But Adams, along with Anderson, a multiple myeloma specialist at Dana-Farber, continued to promote the drug to Millennium, and the University of North Carolina continued preliminary human tests that showed the drug’s potential against several types of cancer. Finally, in August 2000, the first patient with multiple myeloma received PS-341 in North Carolina and the results stunned everyone involved: The 47-year-old woman’s cancer went into complete remission even though she had been given a low dose of the drug intended mainly to evaluate its safety.

‘‘I’ve been in the oncology business for 30 years and that was the first time I have ever seen anything like that,’’ recalled Dr. Joseph Bolen, then the chief of oncology at Millennium. Coupled with positive lab results from the National Cancer Institute, extensive animal testing at ProScript and other human tests at Memorial Sloan Kettering Cancer Center in New York, backers of PS-341 now had enough evidence to push for large-scale human testing.

Getting FDA on board

Armed with the good news, Adams and Anderson had dinner with top Millennium executives at the Blue Room in Cambridge’s Kendall Square where, on the spot, chief executive Mark Levin agreed to fund full clinical trials of the drug. ‘‘I will be forever grateful for that day,’’ recalled Anderson.

Then, the Dana-Farber and Millennium researchers made two crucial moves that dramatically reduced the time required for FDA review of PS-341. First, they worked closely with two multiple myeloma advocacy groups to quickly recruit patients for the experiments. Second, they collaborated with the FDA — which was eager to speed approval of drugs for cancers with high mortality rates such as multiple myeloma — to design experiments requiring a relatively small number of patients.

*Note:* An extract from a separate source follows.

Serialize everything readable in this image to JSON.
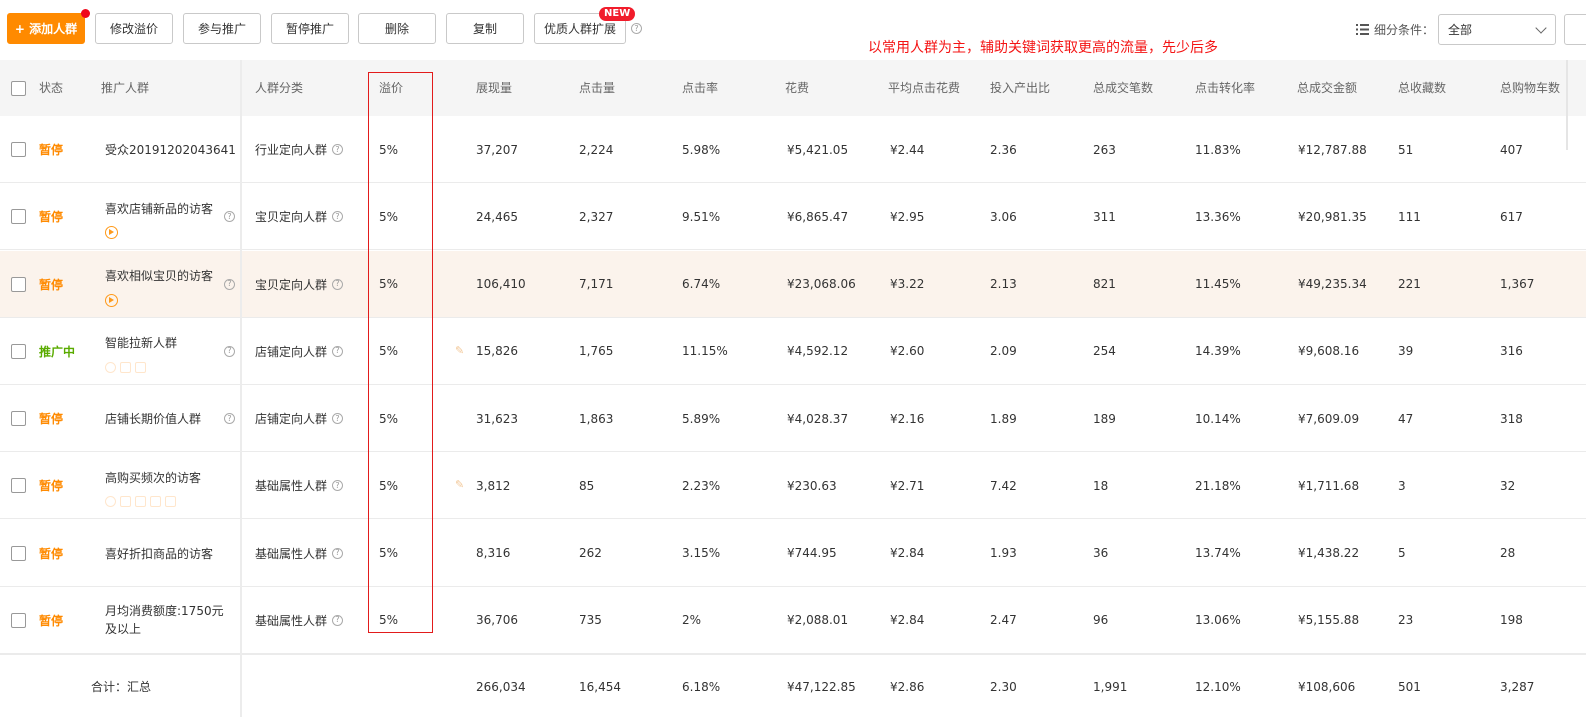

The results were so impressive that the FDA approved the drug on May 13, 2003, even before researchers had finished the third and final phase of human-testing, which involved 700 more patients.

‘‘I want to give the FDA great credit,’’ said Dr. Paul Richardson of Dana-Farber, clinical director for the Velcade trials. ‘‘They have a fabulous cancer team’’ that understood that multiple myeloma patients — who have only a 33 percent five-year survival rate even now — need new medicines. Though only about two-thirds of multiple myeloma patients respond to the drug, Richardson said Velcade nearly doubles the average survival time from 18 months to 30 months for patients who have suffered a relapse.

No longer a death sentence

In the end, the Dana-Farber and Millennium team won approval for Velcade in relapsed multiple myeloma patients just 4Æ years after the first human tests, quicker approval than any other cancer drug except Gleevec and requiring only about half the time biotech companies usually need, according to a 2006 study from the Tufts Center for the Study of Drug Discovery. Researchers are still carrying out about 300 human trials of Velcade, for multiple myeloma as well as other cancers, in hopes of proving that the drug can be used as a first treatment in patients rather than as a back-up after other drugs have failed.

Today, Velcade — at a cost of $24,000 to $36,000 per patient depending on how many infusions are required — accounts for about a third of Millennium’s revenue, and Anderson has repeated his fast-track success on another multiple myeloma drug, Revlimid, which was approved last summer. Richardson said the two drugs, often taken in combination, have helped turn multiple myeloma from ‘‘a great white shark of an illness to more of a chronic disease’’ like diabetes. Patients can still develop resistance to either of the drugs, but the availability of the two drugs reduces the risk that they will become resistant to all multiple myeloma treatments.

That’s good news for patients such as Virginia Najarian, 63, who has been taking Velcade and Revlimid for 2Æ years under the care of Anderson and Richardson; her only major side effect has been an infection that required hospitalization. Velcade ‘‘is my life right now,’’ she said just before leaving for a vacation on Florida’s Sanibel Island. ‘‘If it continues to work, it’s wonderful.’’

Scott Allen can be reached at